**What is required**
Output the entries exactly as they appear. Pictures should not be included.

**Supplied data**
'''

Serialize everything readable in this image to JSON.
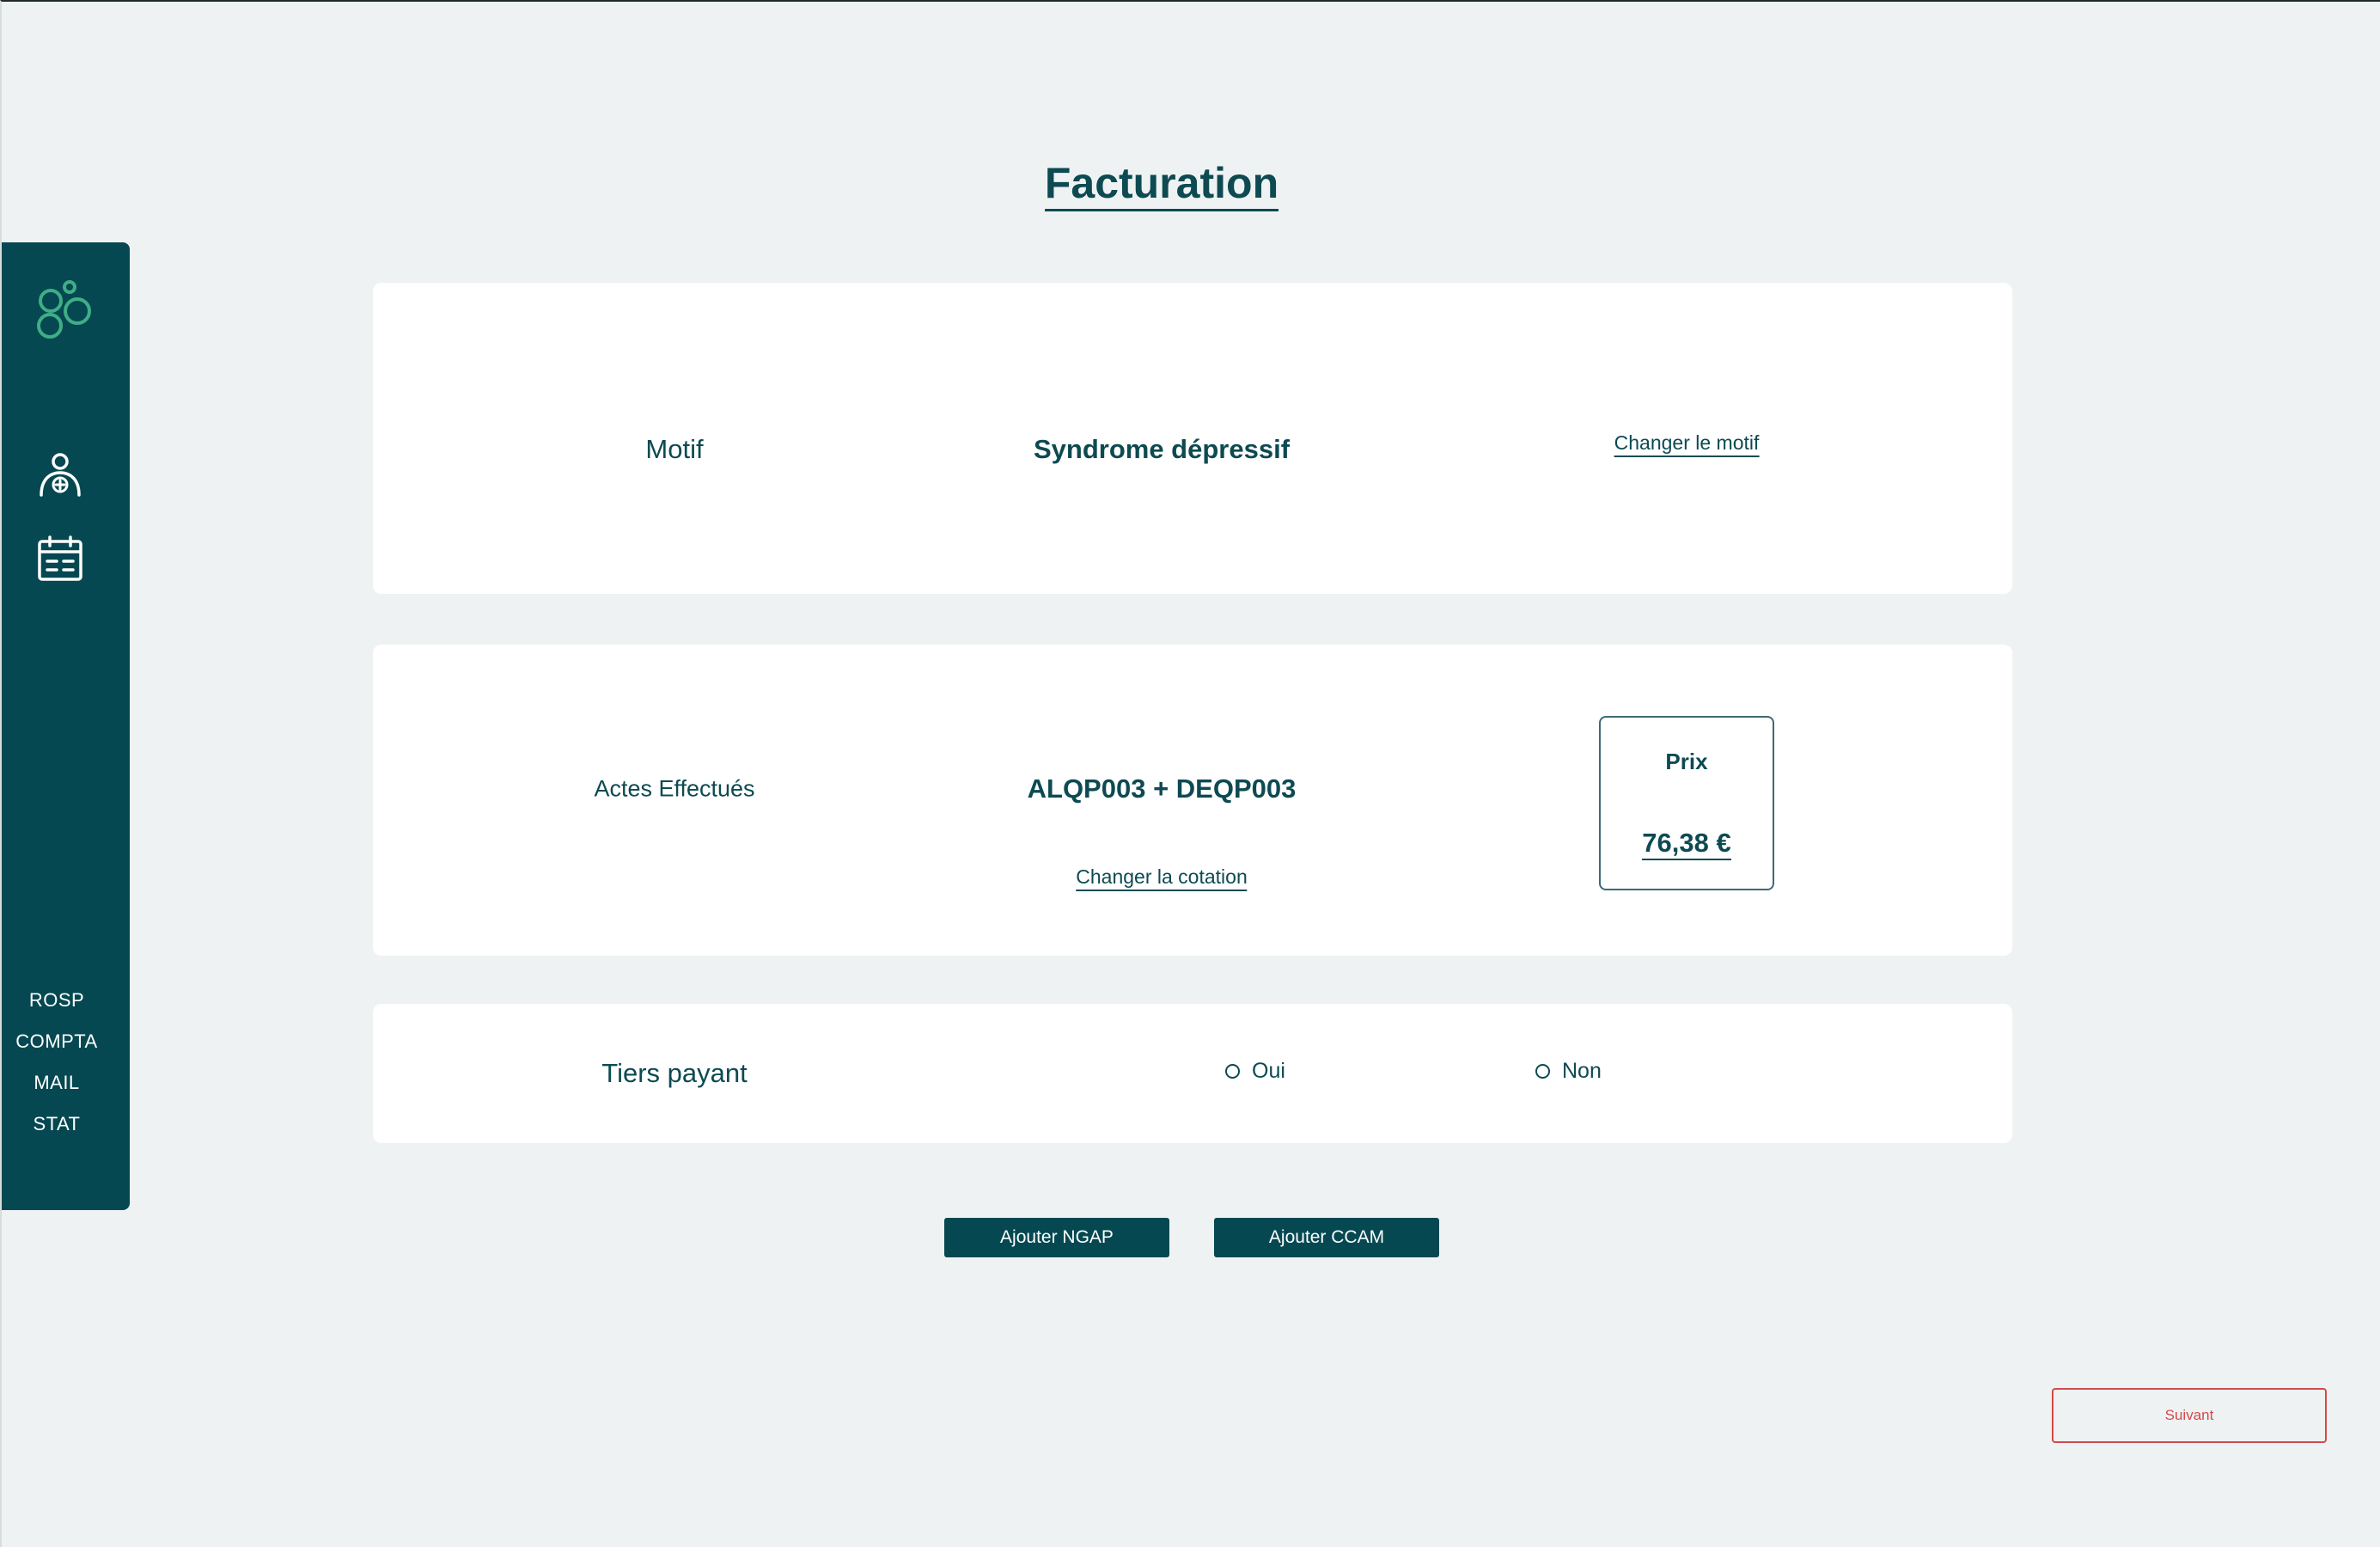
{
  "page": {
    "title": "Facturation"
  },
  "sidebar": {
    "logo_icon": "linked-circles-logo-icon",
    "nav": [
      {
        "icon": "patient-add-icon"
      },
      {
        "icon": "calendar-icon"
      }
    ],
    "links": [
      "ROSP",
      "COMPTA",
      "MAIL",
      "STAT"
    ]
  },
  "motif": {
    "label": "Motif",
    "value": "Syndrome dépressif",
    "change_link": "Changer  le motif"
  },
  "actes": {
    "label": "Actes Effectués",
    "value": "ALQP003 + DEQP003",
    "change_link": "Changer  la cotation",
    "price_label": "Prix",
    "price_value": "76,38 €"
  },
  "tiers_payant": {
    "label": "Tiers payant",
    "options": [
      "Oui",
      "Non"
    ],
    "selected": null
  },
  "actions": {
    "add_ngap": "Ajouter NGAP",
    "add_ccam": "Ajouter CCAM",
    "next": "Suivant"
  },
  "colors": {
    "primary": "#054851",
    "text": "#0d4a52",
    "background": "#eff2f3",
    "card": "#ffffff",
    "danger": "#d24a4a",
    "logo_accent": "#3fae86"
  }
}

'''

**Exercise answer**
Serialize everything readable in this image to JSON.
{
  "page": {
    "title": "Facturation"
  },
  "sidebar": {
    "logo_icon": "linked-circles-logo-icon",
    "nav": [
      {
        "icon": "patient-add-icon"
      },
      {
        "icon": "calendar-icon"
      }
    ],
    "links": [
      "ROSP",
      "COMPTA",
      "MAIL",
      "STAT"
    ]
  },
  "motif": {
    "label": "Motif",
    "value": "Syndrome dépressif",
    "change_link": "Changer  le motif"
  },
  "actes": {
    "label": "Actes Effectués",
    "value": "ALQP003 + DEQP003",
    "change_link": "Changer  la cotation",
    "price_label": "Prix",
    "price_value": "76,38 €"
  },
  "tiers_payant": {
    "label": "Tiers payant",
    "options": [
      "Oui",
      "Non"
    ],
    "selected": null
  },
  "actions": {
    "add_ngap": "Ajouter NGAP",
    "add_ccam": "Ajouter CCAM",
    "next": "Suivant"
  },
  "colors": {
    "primary": "#054851",
    "text": "#0d4a52",
    "background": "#eff2f3",
    "card": "#ffffff",
    "danger": "#d24a4a",
    "logo_accent": "#3fae86"
  }
}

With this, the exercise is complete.